In this particular case, Deutsche sells EUR-funds to Citi and receives USD at FX-spot rate (1,20) and then benefits from higher USD-linked interests. However, at the end of deal, Deutsche buys EUR back from Citi based on pre-agreed FWD rate of 1,218 so that it has to deliver more USD then originally bought from Citi, which is compensating the interest-differential.

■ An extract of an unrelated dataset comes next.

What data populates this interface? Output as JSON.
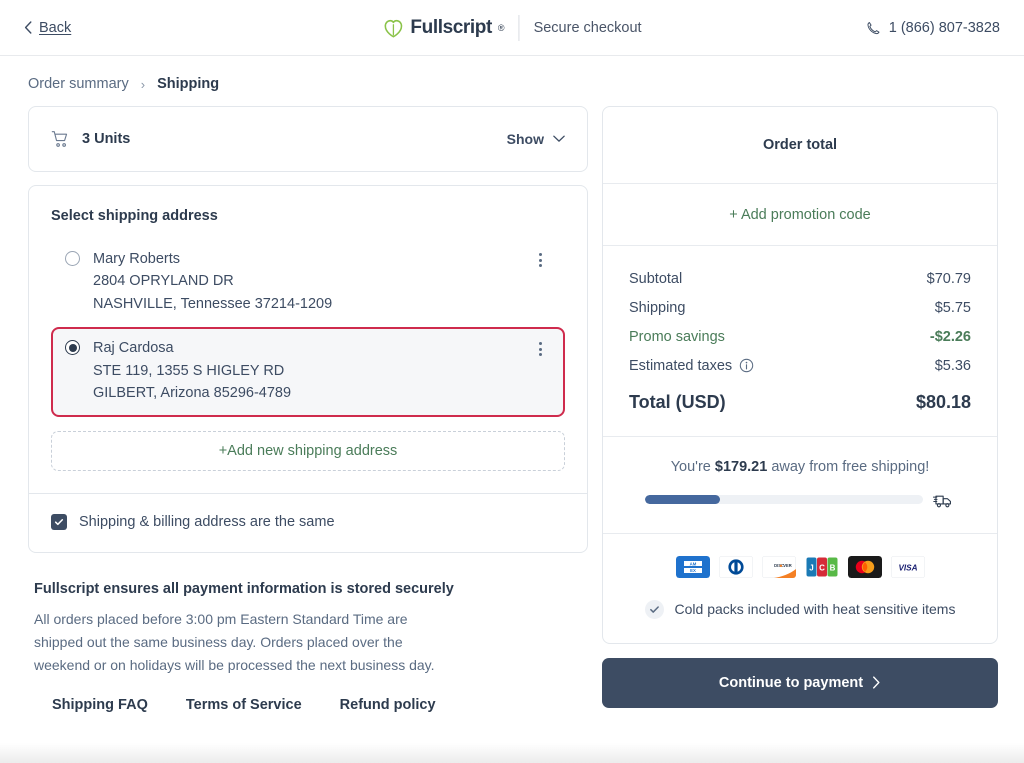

Ad 3) whereas the Counterparty may be exposed to future rise of FRA-rates which define future values of market interest rates like LIBOR, EURIBOR etc., this risk may be mitigated also via XCS, whereas the Funds are swapped into another currency with lower interest rate. This is in fact very similar alternative to Case (1), whereas IKEA CR has already CZK-denominated borrowings in place and is afraid of future development of PRIBOR rate as its Debts are linked to this floating rate, so that it can convert these funds to EUR and hedge against the PRIBOR risk (however to remain exposed to EURIBOR risk, which is though expected to remain flat, so that this risk is more predictable).
Ad 4) there have been in the past established Stand-by bail-out facilities to deliver market liquidity in financial turmoil conditions like US Fed did in 2008, resp. Republic Bank of China provides Renminbi support to Asian-based central Banks and/or on certain bilateral individual basis. For example, “Goldman Sachs helped Greece to raise $1 billion of off- balance-sheet funding in 2002 through a currency swap, allowing the government to reduce the national debt costs.” Greece had previously succeeded in getting clearance to join the euro on 1 January 2001, in time for the physical launch in 2002, by virtually reducing its deficit figures (when compared with GDP).